Ammonia oxidation is the first and rate-limiting step in nitrification and is dominated by two distinct groups of microorganisms in soil: ammonia-oxidising archaea (AOA) and bacteria (AOB). AOA are often more abundant than AOB, and dominate activity in acid soils. The mechanism of ammonia oxidation in acidic conditions has been a long-standing paradox. While high rates of ammonia oxidation are frequently measured in acid soils, cultivated ammonia oxidisers only grew at near-neutral pH when grown in standard laboratory culture. Although a number of mechanisms have been demonstrated to enable neutrophilic AOB growth at low pH in the laboratory, these have not been demonstrated in soil, and the recent cultivation of the obligately acidophilic ammonia oxidiser 'Candidatus Nitrosotalea devanaterra' provides a more parsimonious explanation for the observed high rates of activity. Analysis of the sequenced genome, transcriptional activity and lipid content of 'Ca. N. devanaterra' reveals that previously proposed mechanisms used by AOB for growth at low pH are not essential for archaeal ammonia oxidation in acidic environments. Instead, the genome indicates that 'Ca. N. devanaterra' contains genes encoding both a predicted high-affinity substrate acquisition system and potential pH homeostasis mechanisms absent in neutrophilic AOA. Analysis of mRNA revealed that candidate genes encoding for the proposed homeostasis mechanisms were all expressed during acidophilic growth, and lipid profiling by HPLC-MS demonstrated that the membrane lipids of 'Ca. N. devanaterra' were not dominated by crenarchaeol, as found in neutrophilic AOA. This study describes the first genome of an obligately acidophilic ammonia oxidiser and identifies potential mechanisms enabling this unique phenotype for future biochemical characterisation.
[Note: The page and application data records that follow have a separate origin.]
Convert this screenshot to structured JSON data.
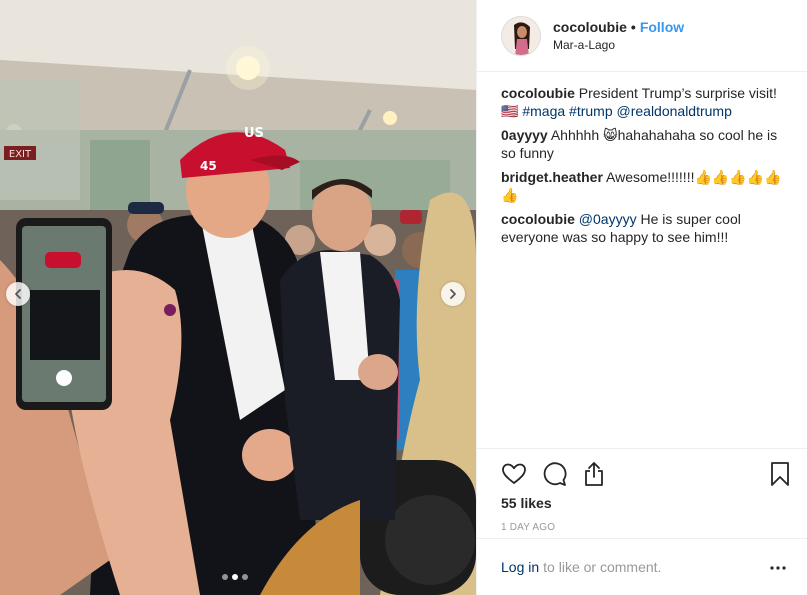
{
  "post": {
    "username": "cocoloubie",
    "bullet": "•",
    "follow_label": "Follow",
    "location": "Mar-a-Lago",
    "image_alt": "Man in red cap and dark blazer greeted by a crowd holding phones inside a tent",
    "media": {
      "cap_text": "45",
      "cap_text_front": "US",
      "exit_sign": "EXIT",
      "carousel_index": 2,
      "carousel_total": 3
    },
    "caption": {
      "user": "cocoloubie",
      "text": "President Trump’s surprise visit!",
      "flag": "🇺🇸",
      "hashtags": [
        "#maga",
        "#trump"
      ],
      "mention": "@realdonaldtrump"
    },
    "comments": [
      {
        "user": "0ayyyy",
        "text": "Ahhhhh 😸hahahahaha so cool he is so funny"
      },
      {
        "user": "bridget.heather",
        "text": "Awesome!!!!!!!👍👍👍👍👍👍"
      },
      {
        "user": "cocoloubie",
        "mention": "@0ayyyy",
        "text": "He is super cool everyone was so happy to see him!!!"
      }
    ],
    "actions": {
      "like_icon": "heart-icon",
      "comment_icon": "speech-bubble-icon",
      "share_icon": "share-icon",
      "save_icon": "bookmark-icon"
    },
    "likes_count": "55",
    "likes_word": "likes",
    "timestamp": "1 DAY AGO",
    "login": {
      "link": "Log in",
      "rest": "to like or comment.",
      "more_icon": "ellipsis-icon"
    }
  },
  "colors": {
    "link_blue": "#3897f0",
    "tag_blue": "#003569",
    "text": "#262626",
    "muted": "#999999",
    "border": "#efefef",
    "cap_red": "#c8102e"
  }
}
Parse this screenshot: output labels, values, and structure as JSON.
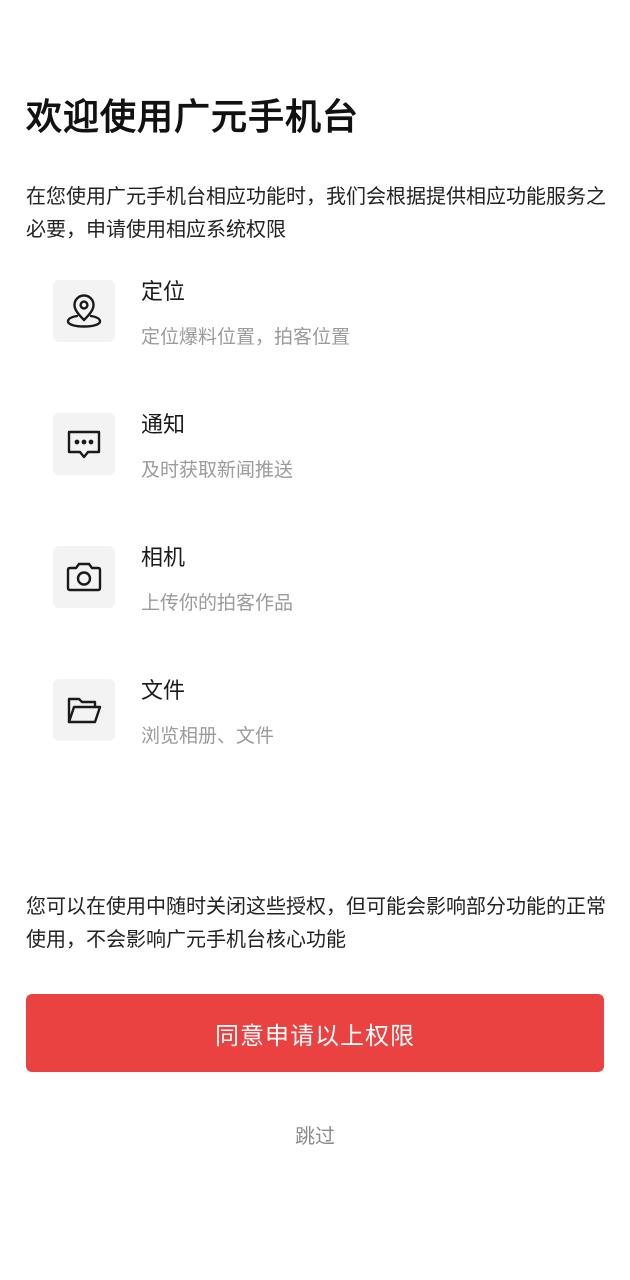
{
  "header": {
    "title": "欢迎使用广元手机台"
  },
  "intro": {
    "text": "在您使用广元手机台相应功能时，我们会根据提供相应功能服务之必要，申请使用相应系统权限"
  },
  "permissions": [
    {
      "icon": "location-pin-icon",
      "name": "定位",
      "description": "定位爆料位置，拍客位置"
    },
    {
      "icon": "message-bubble-icon",
      "name": "通知",
      "description": "及时获取新闻推送"
    },
    {
      "icon": "camera-icon",
      "name": "相机",
      "description": "上传你的拍客作品"
    },
    {
      "icon": "folder-icon",
      "name": "文件",
      "description": "浏览相册、文件"
    }
  ],
  "footer": {
    "note": "您可以在使用中随时关闭这些授权，但可能会影响部分功能的正常使用，不会影响广元手机台核心功能",
    "agree_label": "同意申请以上权限",
    "skip_label": "跳过"
  },
  "colors": {
    "accent": "#ea4141",
    "icon_bg": "#f3f3f3",
    "secondary_text": "#9b9b9b"
  }
}
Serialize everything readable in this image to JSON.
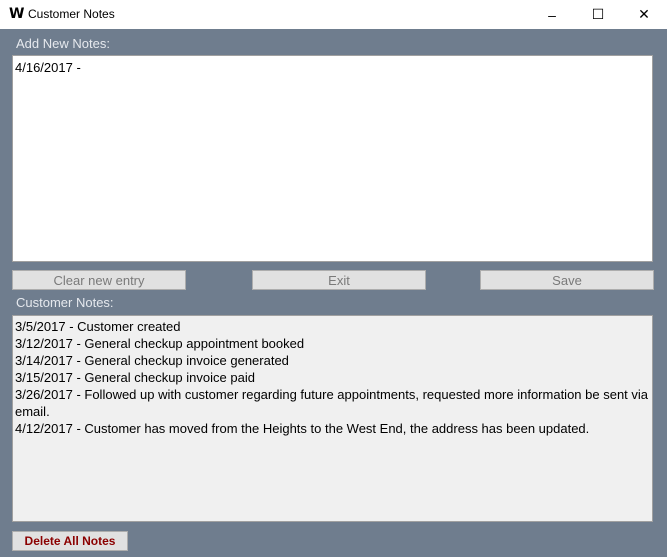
{
  "window": {
    "title": "Customer Notes",
    "icon": "W",
    "minimize": "–",
    "maximize": "☐",
    "close": "✕"
  },
  "new_notes": {
    "label": "Add New Notes:",
    "value": "4/16/2017 -"
  },
  "buttons": {
    "clear": "Clear new entry",
    "exit": "Exit",
    "save": "Save",
    "delete_all": "Delete All Notes"
  },
  "customer_notes": {
    "label": "Customer Notes:",
    "lines": [
      "3/5/2017 - Customer created",
      "3/12/2017 - General checkup appointment booked",
      "3/14/2017 - General checkup invoice generated",
      "3/15/2017 - General checkup invoice paid",
      "3/26/2017 - Followed up with customer regarding future appointments, requested more information be sent via email.",
      "4/12/2017 - Customer has moved from the Heights to the West End, the address has been updated."
    ]
  },
  "colors": {
    "background": "#6f7d8e",
    "delete_text": "#8b0000"
  }
}
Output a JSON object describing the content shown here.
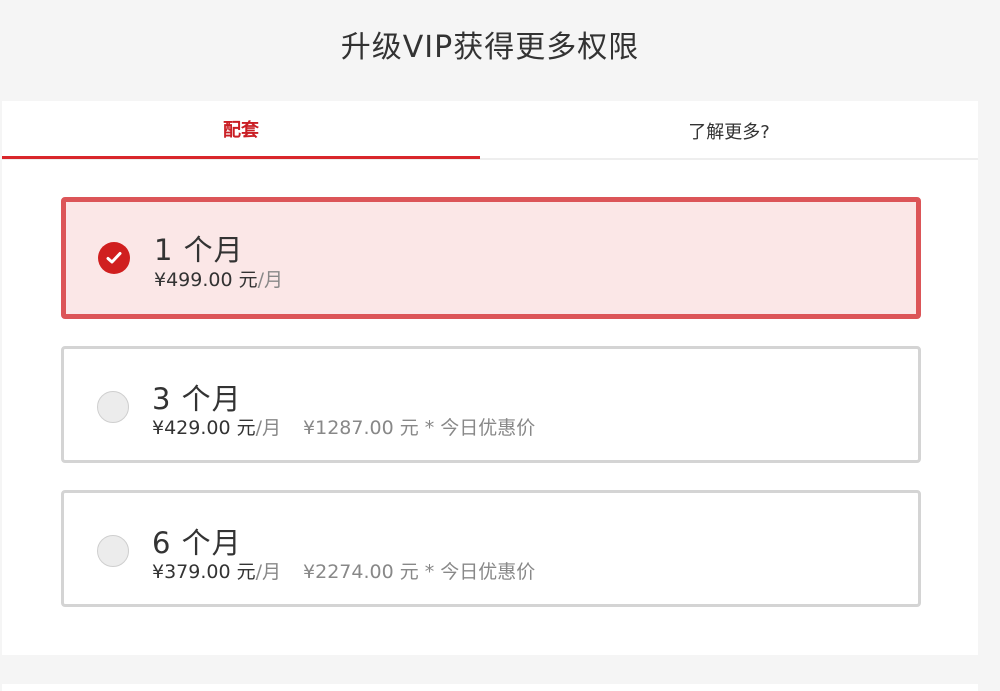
{
  "header": {
    "title": "升级VIP获得更多权限"
  },
  "tabs": [
    {
      "label": "配套"
    },
    {
      "label": "了解更多?"
    }
  ],
  "plans": [
    {
      "title": "1 个月",
      "price": "¥499.00 元",
      "unit": "/月",
      "original": "",
      "selected": true
    },
    {
      "title": "3 个月",
      "price": "¥429.00 元",
      "unit": "/月",
      "original": "¥1287.00 元 * 今日优惠价",
      "selected": false
    },
    {
      "title": "6 个月",
      "price": "¥379.00 元",
      "unit": "/月",
      "original": "¥2274.00 元 * 今日优惠价",
      "selected": false
    }
  ],
  "colors": {
    "accent": "#d9262b",
    "selected_bg": "#fbe7e7",
    "selected_border": "#dc5558"
  }
}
Copyright © 2016 Lehtovirta-Morley et al.
Journal: Applied and environmental microbiology